But perhaps the most striking feature of recent results announcements has been the extent to which it’s central London which is driving the market in both commercial and residential property. “Prime London residential markets have been seen as a haven for the world’s investors,” according to Jeremy Helsby, group chief executive at Savills. David Fletcher, chairman of Fletcher King, refers to the market as “strongly polarised” between London and the provinces – while London is strong, “elsewhere in the country the market is very patchy,” he says.
Meanwhile Sir John Ritblat at Colliers quotes prime rents up by 28 per cent in the City and 10 per cent in the West End, with overseas investors seeing UK property as a “safe haven”. But, he says, the provinces are falling behind, as are secondary properties. Winkworth, too, is seeing profits growth driven by higher value properties. That suggests it’s only the most expensive ten per cent or so of the market that is selling – entry level properties are not.

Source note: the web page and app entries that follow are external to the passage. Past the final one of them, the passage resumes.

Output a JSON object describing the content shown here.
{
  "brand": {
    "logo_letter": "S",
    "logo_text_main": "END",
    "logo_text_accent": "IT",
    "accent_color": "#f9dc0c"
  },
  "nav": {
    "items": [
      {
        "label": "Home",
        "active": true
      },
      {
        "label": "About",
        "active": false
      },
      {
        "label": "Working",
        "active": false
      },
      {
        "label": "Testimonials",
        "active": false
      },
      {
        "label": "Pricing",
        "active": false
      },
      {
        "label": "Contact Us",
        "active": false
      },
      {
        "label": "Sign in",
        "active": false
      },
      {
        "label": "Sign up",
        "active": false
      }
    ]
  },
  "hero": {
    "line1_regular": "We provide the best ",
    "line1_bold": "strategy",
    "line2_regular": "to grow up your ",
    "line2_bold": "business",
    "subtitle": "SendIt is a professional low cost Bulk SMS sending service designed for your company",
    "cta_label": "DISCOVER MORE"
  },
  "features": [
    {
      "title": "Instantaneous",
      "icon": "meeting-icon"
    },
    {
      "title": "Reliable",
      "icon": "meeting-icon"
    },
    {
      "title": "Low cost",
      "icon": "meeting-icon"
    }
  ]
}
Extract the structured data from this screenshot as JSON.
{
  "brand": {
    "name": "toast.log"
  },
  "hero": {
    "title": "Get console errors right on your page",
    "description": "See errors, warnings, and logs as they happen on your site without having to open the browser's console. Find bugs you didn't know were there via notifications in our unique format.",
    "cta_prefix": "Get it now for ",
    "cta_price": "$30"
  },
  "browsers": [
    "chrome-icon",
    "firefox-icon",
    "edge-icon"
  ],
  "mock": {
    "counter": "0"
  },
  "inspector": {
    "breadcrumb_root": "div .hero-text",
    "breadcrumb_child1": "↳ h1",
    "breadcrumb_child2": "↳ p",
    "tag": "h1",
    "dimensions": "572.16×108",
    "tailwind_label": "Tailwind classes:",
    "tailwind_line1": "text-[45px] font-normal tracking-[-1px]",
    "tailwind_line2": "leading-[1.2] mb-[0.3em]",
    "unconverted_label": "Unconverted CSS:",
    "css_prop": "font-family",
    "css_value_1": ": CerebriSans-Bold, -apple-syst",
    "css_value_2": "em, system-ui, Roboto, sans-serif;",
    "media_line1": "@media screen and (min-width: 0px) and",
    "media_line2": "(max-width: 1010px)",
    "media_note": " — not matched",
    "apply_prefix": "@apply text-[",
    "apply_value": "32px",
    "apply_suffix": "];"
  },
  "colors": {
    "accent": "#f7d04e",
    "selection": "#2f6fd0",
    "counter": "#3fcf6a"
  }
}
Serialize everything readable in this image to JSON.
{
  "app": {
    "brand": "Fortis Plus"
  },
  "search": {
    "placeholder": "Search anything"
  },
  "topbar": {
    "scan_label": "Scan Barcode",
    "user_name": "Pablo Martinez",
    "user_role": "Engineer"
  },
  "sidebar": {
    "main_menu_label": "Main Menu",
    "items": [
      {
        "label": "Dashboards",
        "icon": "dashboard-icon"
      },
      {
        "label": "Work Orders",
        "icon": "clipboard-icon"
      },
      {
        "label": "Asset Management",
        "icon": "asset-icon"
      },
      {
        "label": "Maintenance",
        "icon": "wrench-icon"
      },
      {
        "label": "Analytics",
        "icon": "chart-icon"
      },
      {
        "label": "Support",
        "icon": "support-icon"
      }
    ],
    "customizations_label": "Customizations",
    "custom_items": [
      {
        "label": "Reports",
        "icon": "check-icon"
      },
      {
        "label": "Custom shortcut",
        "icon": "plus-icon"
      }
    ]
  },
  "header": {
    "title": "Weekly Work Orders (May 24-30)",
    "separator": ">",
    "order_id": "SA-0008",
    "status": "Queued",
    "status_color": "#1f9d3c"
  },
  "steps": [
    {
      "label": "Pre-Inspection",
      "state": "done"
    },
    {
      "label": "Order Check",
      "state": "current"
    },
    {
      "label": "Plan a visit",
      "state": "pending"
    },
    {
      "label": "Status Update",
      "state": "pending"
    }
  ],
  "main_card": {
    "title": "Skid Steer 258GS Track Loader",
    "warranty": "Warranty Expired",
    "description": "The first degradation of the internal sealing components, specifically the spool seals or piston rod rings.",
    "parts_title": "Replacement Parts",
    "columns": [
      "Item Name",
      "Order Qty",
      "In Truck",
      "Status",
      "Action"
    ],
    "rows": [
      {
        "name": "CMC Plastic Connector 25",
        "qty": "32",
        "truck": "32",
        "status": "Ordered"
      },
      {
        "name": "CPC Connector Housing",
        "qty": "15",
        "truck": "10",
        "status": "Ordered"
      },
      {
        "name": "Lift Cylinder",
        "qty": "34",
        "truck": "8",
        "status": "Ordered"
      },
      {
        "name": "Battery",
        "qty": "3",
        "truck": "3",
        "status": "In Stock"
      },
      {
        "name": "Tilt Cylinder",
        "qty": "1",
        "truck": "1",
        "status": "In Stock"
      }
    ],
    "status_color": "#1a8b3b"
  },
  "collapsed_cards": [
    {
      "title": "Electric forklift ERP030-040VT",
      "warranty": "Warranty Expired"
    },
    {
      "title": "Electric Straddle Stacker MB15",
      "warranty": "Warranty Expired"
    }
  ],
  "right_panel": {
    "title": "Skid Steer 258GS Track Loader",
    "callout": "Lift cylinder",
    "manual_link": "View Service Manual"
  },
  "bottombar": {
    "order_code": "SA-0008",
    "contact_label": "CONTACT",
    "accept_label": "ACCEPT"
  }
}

That makes the market look very fragile. Smaller houses and flats in less desirable areas just aren’t moving; and outside the magic circle of London and a few spots in southern England, the market seems to be becalmed. There’s just a single bright patch in this market, on which all the quoted agents’ profits depend; and if anything happens to darken that one bright patch, there will be blood.
Do you have any views to share?